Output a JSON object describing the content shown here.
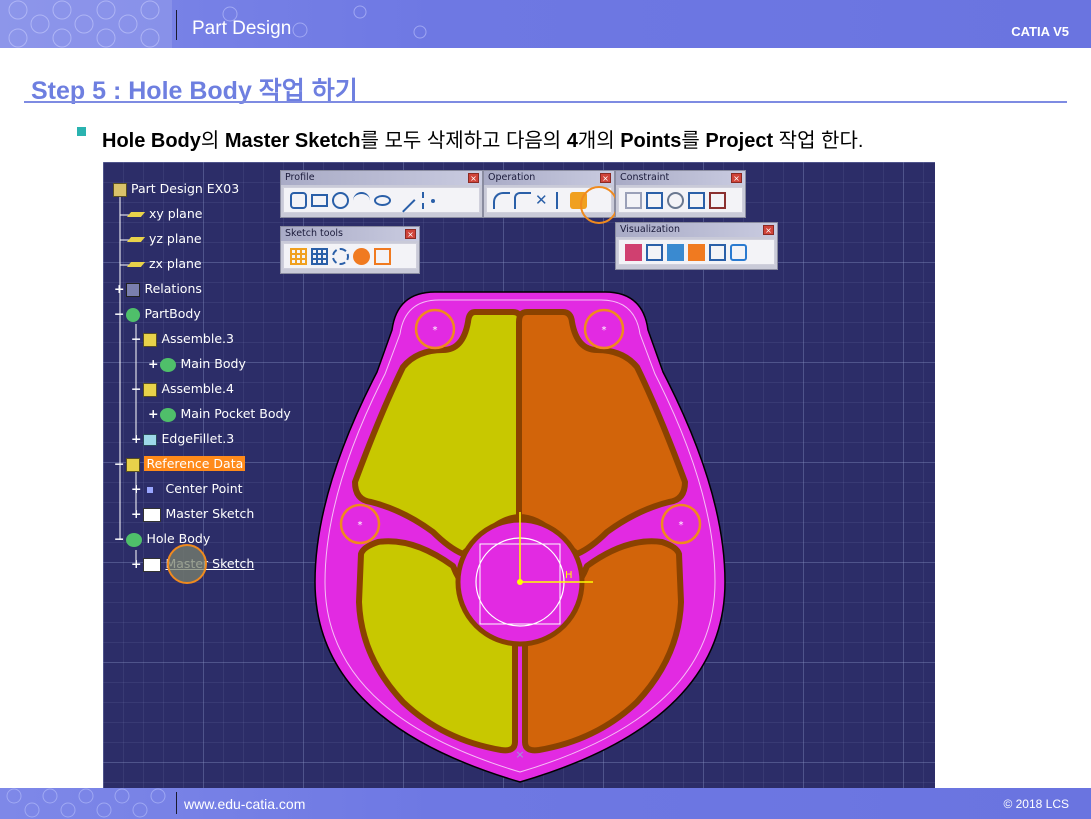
{
  "header": {
    "title": "Part Design",
    "brand": "CATIA V5"
  },
  "step": {
    "title": "Step 5 : Hole Body 작업 하기"
  },
  "bullet": {
    "text_parts": [
      "Hole Body",
      "의 ",
      "Master Sketch",
      "를 모두 삭제하고 다음의 ",
      "4",
      "개의 ",
      "Points",
      "를 ",
      "Project",
      " 작업 한다."
    ]
  },
  "tree": {
    "items": [
      {
        "label": "Part Design EX03"
      },
      {
        "label": "xy plane"
      },
      {
        "label": "yz plane"
      },
      {
        "label": "zx plane"
      },
      {
        "label": "Relations"
      },
      {
        "label": "PartBody"
      },
      {
        "label": "Assemble.3"
      },
      {
        "label": "Main Body"
      },
      {
        "label": "Assemble.4"
      },
      {
        "label": "Main Pocket Body"
      },
      {
        "label": "EdgeFillet.3"
      },
      {
        "label": "Reference Data"
      },
      {
        "label": "Center Point"
      },
      {
        "label": "Master Sketch"
      },
      {
        "label": "Hole Body"
      },
      {
        "label": "Master Sketch"
      }
    ]
  },
  "toolbars": {
    "profile": {
      "title": "Profile"
    },
    "operation": {
      "title": "Operation"
    },
    "constraint": {
      "title": "Constraint"
    },
    "sketch_tools": {
      "title": "Sketch tools"
    },
    "visualization": {
      "title": "Visualization"
    }
  },
  "colors": {
    "header": "#6e78e3",
    "step_title": "#6e7fe0",
    "viewport_bg": "#2c2d68",
    "part_magenta": "#e22ae2",
    "pocket_yellow": "#c8c800",
    "pocket_orange": "#d2640a",
    "highlight_circle": "#f08a1e"
  },
  "footer": {
    "url": "www.edu-catia.com",
    "copyright": "© 2018 LCS"
  }
}
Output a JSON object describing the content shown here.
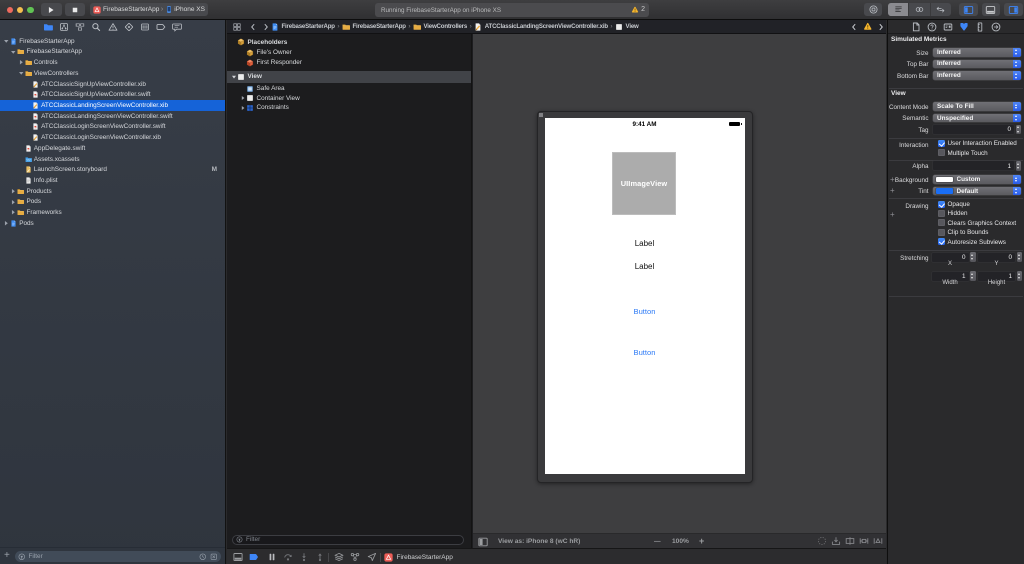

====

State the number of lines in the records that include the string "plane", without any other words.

### Result for this task
3